Gasoline is the volatile liquid, derived from fossil fuels, igniting our modern world with relentless power and speed.

Here are some of the key properties of gasoline :

  • Chemical composition: Gasoline is a complex mixture of hydrocarbons, with each molecule containing carbon and hydrogen atoms. The specific composition of gasoline varies depending on the source of crude oil and the refining process used. 
  • Octane rating: The octane rating of gasoline measures its resistance to knocking, which is a type of pre-ignition that can damage an engine. Higher-octane gasoline has a greater resistance to knocking, allowing for more efficient engine performance. 
  • Volatility: Gasoline’s low boiling point allows it to vaporize easily, forming a combustible mixture in engine cylinders.  
  • Energy content: Gasoline has a high energy content, typically measured in megajoules per liter (MJ/L) or British thermal units per gallon (BTU/gal). This high energy density makes it an efficient fuel for powering vehicles and other internal combustion engines. 
  • Flammability: Gasoline is highly flammable and should be handled and stored with caution. It has a low flash point, which is the minimum temperature at which it can ignite in the presence of an ignition source. 
  • Volatility and vapor pressure: Gasoline’s volatility and vapor pressure are important for fuel handling and emissions control. The vapor pressure determines the fuel’s tendency to evaporate, which impacts starting ability, vapor lock, and emissions. 
  • Additives: Gasoline may contain various additives, such as detergents, corrosion inhibitors, and octane boosters. These additives help improve engine performance, protect against deposits and corrosion, and meet regulatory requirements. 
  • Environmental impact: Gasoline combustion emits CO2, NOx, and VOCs, causing air pollution, health risks, and contributing to climate change.  
  • Refining process: Crude oil is refined into gasoline, but research into alternative fuels like ethanol, biodiesel, and hydrogen fuel cells is underway to address environmental concerns. 

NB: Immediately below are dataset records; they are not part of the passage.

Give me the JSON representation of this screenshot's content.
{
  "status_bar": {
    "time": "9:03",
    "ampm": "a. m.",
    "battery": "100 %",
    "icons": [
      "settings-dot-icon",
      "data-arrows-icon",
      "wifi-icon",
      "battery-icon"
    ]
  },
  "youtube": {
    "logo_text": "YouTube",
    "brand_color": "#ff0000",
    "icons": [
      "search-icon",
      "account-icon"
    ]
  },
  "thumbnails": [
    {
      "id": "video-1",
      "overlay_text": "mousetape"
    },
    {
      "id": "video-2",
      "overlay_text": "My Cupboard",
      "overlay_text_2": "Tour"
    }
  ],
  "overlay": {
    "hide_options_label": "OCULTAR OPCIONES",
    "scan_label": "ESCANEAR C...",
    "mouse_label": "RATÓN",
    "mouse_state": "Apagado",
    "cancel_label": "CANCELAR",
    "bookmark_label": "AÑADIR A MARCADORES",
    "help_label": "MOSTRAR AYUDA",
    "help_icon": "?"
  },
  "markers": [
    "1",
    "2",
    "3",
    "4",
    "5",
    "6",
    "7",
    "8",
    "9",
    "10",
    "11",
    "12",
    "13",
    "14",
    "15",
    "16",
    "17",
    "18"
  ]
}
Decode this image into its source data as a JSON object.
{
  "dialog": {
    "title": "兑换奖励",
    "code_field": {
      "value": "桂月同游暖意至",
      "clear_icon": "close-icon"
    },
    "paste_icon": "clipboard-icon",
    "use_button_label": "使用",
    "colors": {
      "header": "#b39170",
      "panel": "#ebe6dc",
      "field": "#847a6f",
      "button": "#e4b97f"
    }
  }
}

When handling gasoline, it is essential to take precautions due to its flammable nature. Store gasoline in approved containers, away from ignition sources, and ensure proper ventilation when using or storing it.